U.S. officials have opposed a Turkish-KRG oil agreement, fearing it would undermine Iraq’s central government. Iraqi Prime Minister Nouri al-Maliki says that the KRG does not have authority to cement such deals without a green light from Baghdad, though the KRG disputes that.
As a result, some U.S. officials worry transactions that buoy the region’s Sunni and Kurdish groups could push al-Maliki, a Shiite, into Shia-run Iran’s orbit.
A State Department official told The Hill that it was aware of the reports, but would not confirm them.
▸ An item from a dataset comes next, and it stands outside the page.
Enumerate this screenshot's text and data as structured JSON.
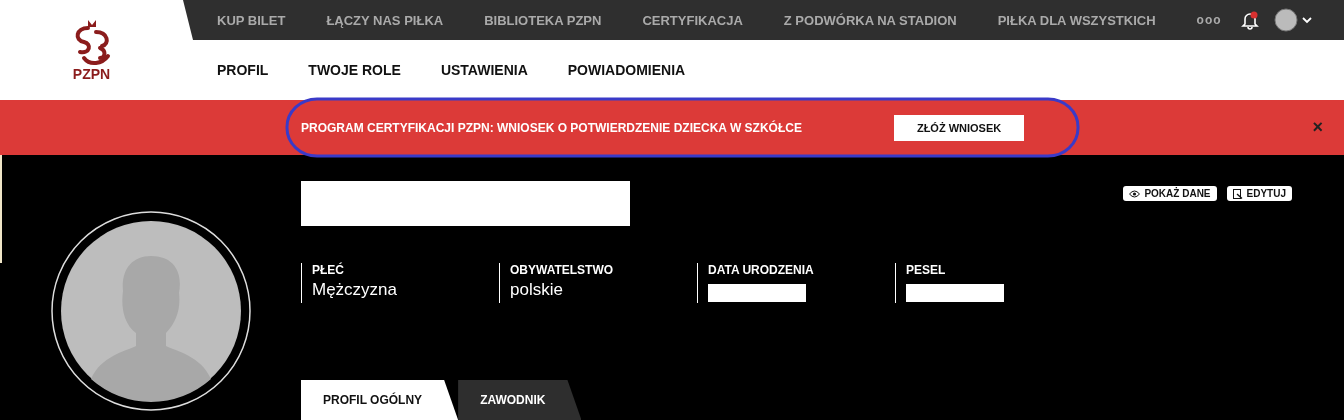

Signing agreements for oil production and exploration without Baghdad's consent opens parties up to legal risk, the official said.
Exxon declined to comment.
The Wall Street Journal has Erdogan's comments below, and more on the deal here:
"Countries from various parts of the world are taking steps to explore and produce oil in different parts of Iraq, and then deliver it to world oil markets. There's nothing more normal, more natural than Turkey, which provides all kinds of support and aid to its next-door neighbor, to take a step that is based on mutual benefit," Mr. Erdogan said.
"The regional government in northern Iraq has a constitutional right to 17% of [oil and gas] revenues. Since it has the ability to readily spend that share, it's in its right to use that in exchanges with Turkey. It is possible for us to have mutual agreements, there's nothing to prevent that," Mr. Erdogan told reporters in televised comments from Ankara before boarding his jet.
— This story was updated at 4:56 p.m.